When we begin to talk about "deferred" items in relation to accounting transactions, we begin to go further into the reporting side of accounting, and in order to keep this article as simple as possible, we're not going to expand on the relationship of deferred items to balance sheets, profit and loss sheets, etc. We're simply going to define what a deferred expense is, and how you would record such an item.
Deferred expense refers to an item that will initially be recorded as an asset but is expected to become an expense over time and/or through the normal operations of the business. Deferred expenses are sometimes called prepaid expenses, and it is through the use of this term that I believe it makes it easier to understand why it is initially an asset but is later transferred to an expense item.
One of the most basic concepts of accounting involves determining if an item is an asset or a liability. Cash is an asset. Period. It is never a liability; never an expense; never anything but an asset. Cash is a current asset, and serves to increase the net worth of whoever is in possession of the cash. When you exchange cash for expenditure, the transaction relieves the cash journal of the cost of the expenditure, and increases the expense journal by the same amount.
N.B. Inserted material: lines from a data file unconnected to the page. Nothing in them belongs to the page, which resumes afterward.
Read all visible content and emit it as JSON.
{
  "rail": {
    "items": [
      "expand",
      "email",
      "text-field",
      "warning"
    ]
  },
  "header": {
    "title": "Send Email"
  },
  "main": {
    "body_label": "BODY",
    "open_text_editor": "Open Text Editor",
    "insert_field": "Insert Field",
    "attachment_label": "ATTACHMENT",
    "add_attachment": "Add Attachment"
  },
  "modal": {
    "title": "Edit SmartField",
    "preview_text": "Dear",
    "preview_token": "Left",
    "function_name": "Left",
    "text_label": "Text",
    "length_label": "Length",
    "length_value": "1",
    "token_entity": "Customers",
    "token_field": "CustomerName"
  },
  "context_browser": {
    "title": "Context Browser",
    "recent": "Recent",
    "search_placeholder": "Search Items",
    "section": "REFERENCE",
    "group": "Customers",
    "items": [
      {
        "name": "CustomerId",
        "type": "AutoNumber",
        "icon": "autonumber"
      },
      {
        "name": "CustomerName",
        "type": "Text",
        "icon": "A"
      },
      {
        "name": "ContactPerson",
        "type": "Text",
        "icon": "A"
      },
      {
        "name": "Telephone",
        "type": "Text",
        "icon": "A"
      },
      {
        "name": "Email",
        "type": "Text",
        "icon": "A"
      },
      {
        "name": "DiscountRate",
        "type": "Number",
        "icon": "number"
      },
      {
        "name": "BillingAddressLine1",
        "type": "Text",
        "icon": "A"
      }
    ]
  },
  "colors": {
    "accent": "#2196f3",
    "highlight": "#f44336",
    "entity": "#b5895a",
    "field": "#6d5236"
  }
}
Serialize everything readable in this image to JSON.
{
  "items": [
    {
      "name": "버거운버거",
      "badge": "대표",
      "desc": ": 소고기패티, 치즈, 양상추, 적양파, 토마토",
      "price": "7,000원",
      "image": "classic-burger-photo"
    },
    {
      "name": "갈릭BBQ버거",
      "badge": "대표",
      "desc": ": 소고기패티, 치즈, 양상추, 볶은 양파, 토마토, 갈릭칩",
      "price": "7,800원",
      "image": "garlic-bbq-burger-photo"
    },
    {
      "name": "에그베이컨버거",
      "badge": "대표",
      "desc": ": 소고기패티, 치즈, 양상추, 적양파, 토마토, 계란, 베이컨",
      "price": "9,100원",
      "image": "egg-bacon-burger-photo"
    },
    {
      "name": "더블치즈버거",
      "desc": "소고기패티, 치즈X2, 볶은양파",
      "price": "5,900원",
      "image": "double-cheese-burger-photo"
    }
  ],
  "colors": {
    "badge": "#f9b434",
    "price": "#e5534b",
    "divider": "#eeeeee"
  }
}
But, what if you pre-pay for an expenditure say, 6 months before you actually use the expense? How do we account for this type of transaction? Enter the term "deferred expense". Every accounting system uses journals that record deferred items; and there generally two major categories of deferrals: deferred expenses and deferred income. The most important aspect of learning to deal with deferred items, is learning to understand what deferred means, and how to recognize an item that should be deferred.
We've defined deferred expenses as an item that is prepaid and is initially recorded as an asset to a business. Let's look at some common sense examples of deferred expenses and explain how to recognize transactions that should be recorded as deferred expenses. Deferred expenses are prepaid insurance premiums, prepaid office supplies, prepaid rentals, and prepaid payroll expense, just to name the more popular examples.
The easiest method for determining if an expense should be classified as a deferred expense is simply to determine "when" the business intends to make use of the expense. If the incurred expense is not to be utilized during the current month, it should be recorded as a deferred expense and an asset to the business. Let's use the example of office supplies: suppose you purchase $3000 of office supplies, and you only use $1500 during the current month. How do you account for the remaining $1500 of supplies? They must be shown as a deferred expense. A failure to properly account for the actual status of an expense item, will distort the profit and loss sheet, and in turn the balance sheet. Although many small businesses do not properly record such transactions, larger more corporate level accounting methods will require accurate recorded transactions of prepaid or deferred expenses.
Information is for educational and informational purposes only and is not be interpreted as financial or legal advice. This does not represent a recommendation to buy, sell, or hold any security. Please consult your financial advisor.